What is expected —
Print out each entry below exactly, please.
*** Opening Data provided ***
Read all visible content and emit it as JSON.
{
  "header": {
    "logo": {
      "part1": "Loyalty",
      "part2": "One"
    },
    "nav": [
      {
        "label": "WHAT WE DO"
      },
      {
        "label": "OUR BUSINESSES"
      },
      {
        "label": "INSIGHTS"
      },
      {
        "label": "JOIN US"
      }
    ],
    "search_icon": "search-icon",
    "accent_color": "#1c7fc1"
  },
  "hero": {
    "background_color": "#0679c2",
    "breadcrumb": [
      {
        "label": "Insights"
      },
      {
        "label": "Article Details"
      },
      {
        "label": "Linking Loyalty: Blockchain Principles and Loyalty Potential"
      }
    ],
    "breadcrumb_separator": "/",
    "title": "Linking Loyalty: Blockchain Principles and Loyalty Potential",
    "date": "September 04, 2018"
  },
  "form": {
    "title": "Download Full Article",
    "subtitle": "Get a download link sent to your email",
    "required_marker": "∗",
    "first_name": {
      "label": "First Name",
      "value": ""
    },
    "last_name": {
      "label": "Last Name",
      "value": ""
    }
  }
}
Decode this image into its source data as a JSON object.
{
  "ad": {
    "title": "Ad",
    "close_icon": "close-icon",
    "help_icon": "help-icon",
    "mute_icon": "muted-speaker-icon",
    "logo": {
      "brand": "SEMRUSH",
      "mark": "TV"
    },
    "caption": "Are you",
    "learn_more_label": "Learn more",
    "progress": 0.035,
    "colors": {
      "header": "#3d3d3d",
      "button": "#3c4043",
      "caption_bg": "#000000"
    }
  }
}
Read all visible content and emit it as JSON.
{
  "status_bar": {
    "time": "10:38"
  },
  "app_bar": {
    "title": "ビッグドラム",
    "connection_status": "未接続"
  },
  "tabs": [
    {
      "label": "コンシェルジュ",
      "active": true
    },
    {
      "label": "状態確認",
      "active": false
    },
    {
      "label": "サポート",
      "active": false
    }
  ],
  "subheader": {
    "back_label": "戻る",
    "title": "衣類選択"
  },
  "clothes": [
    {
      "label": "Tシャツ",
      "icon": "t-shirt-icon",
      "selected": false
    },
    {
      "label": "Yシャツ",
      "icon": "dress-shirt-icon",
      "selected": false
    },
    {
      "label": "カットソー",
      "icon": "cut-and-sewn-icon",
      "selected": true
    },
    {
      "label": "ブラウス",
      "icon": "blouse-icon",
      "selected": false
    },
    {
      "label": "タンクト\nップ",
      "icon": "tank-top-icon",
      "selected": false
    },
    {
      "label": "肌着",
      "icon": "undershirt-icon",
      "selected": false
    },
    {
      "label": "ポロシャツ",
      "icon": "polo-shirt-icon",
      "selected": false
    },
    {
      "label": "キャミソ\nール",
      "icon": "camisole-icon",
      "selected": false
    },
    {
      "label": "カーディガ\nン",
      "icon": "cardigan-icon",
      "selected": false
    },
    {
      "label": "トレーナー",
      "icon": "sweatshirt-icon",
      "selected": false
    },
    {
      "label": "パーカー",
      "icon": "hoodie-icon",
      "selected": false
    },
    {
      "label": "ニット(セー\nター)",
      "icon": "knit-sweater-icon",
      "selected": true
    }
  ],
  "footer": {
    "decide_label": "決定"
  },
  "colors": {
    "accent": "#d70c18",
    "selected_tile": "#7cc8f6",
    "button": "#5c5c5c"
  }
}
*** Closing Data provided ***
Output of the exercise —
Read all visible content and emit it as JSON.
{
  "header": {
    "logo": {
      "part1": "Loyalty",
      "part2": "One"
    },
    "nav": [
      {
        "label": "WHAT WE DO"
      },
      {
        "label": "OUR BUSINESSES"
      },
      {
        "label": "INSIGHTS"
      },
      {
        "label": "JOIN US"
      }
    ],
    "search_icon": "search-icon",
    "accent_color": "#1c7fc1"
  },
  "hero": {
    "background_color": "#0679c2",
    "breadcrumb": [
      {
        "label": "Insights"
      },
      {
        "label": "Article Details"
      },
      {
        "label": "Linking Loyalty: Blockchain Principles and Loyalty Potential"
      }
    ],
    "breadcrumb_separator": "/",
    "title": "Linking Loyalty: Blockchain Principles and Loyalty Potential",
    "date": "September 04, 2018"
  },
  "form": {
    "title": "Download Full Article",
    "subtitle": "Get a download link sent to your email",
    "required_marker": "∗",
    "first_name": {
      "label": "First Name",
      "value": ""
    },
    "last_name": {
      "label": "Last Name",
      "value": ""
    }
  }
}
Decode this image into its source data as a JSON object.
{
  "ad": {
    "title": "Ad",
    "close_icon": "close-icon",
    "help_icon": "help-icon",
    "mute_icon": "muted-speaker-icon",
    "logo": {
      "brand": "SEMRUSH",
      "mark": "TV"
    },
    "caption": "Are you",
    "learn_more_label": "Learn more",
    "progress": 0.035,
    "colors": {
      "header": "#3d3d3d",
      "button": "#3c4043",
      "caption_bg": "#000000"
    }
  }
}
Read all visible content and emit it as JSON.
{
  "status_bar": {
    "time": "10:38"
  },
  "app_bar": {
    "title": "ビッグドラム",
    "connection_status": "未接続"
  },
  "tabs": [
    {
      "label": "コンシェルジュ",
      "active": true
    },
    {
      "label": "状態確認",
      "active": false
    },
    {
      "label": "サポート",
      "active": false
    }
  ],
  "subheader": {
    "back_label": "戻る",
    "title": "衣類選択"
  },
  "clothes": [
    {
      "label": "Tシャツ",
      "icon": "t-shirt-icon",
      "selected": false
    },
    {
      "label": "Yシャツ",
      "icon": "dress-shirt-icon",
      "selected": false
    },
    {
      "label": "カットソー",
      "icon": "cut-and-sewn-icon",
      "selected": true
    },
    {
      "label": "ブラウス",
      "icon": "blouse-icon",
      "selected": false
    },
    {
      "label": "タンクト\nップ",
      "icon": "tank-top-icon",
      "selected": false
    },
    {
      "label": "肌着",
      "icon": "undershirt-icon",
      "selected": false
    },
    {
      "label": "ポロシャツ",
      "icon": "polo-shirt-icon",
      "selected": false
    },
    {
      "label": "キャミソ\nール",
      "icon": "camisole-icon",
      "selected": false
    },
    {
      "label": "カーディガ\nン",
      "icon": "cardigan-icon",
      "selected": false
    },
    {
      "label": "トレーナー",
      "icon": "sweatshirt-icon",
      "selected": false
    },
    {
      "label": "パーカー",
      "icon": "hoodie-icon",
      "selected": false
    },
    {
      "label": "ニット(セー\nター)",
      "icon": "knit-sweater-icon",
      "selected": true
    }
  ],
  "footer": {
    "decide_label": "決定"
  },
  "colors": {
    "accent": "#d70c18",
    "selected_tile": "#7cc8f6",
    "button": "#5c5c5c"
  }
}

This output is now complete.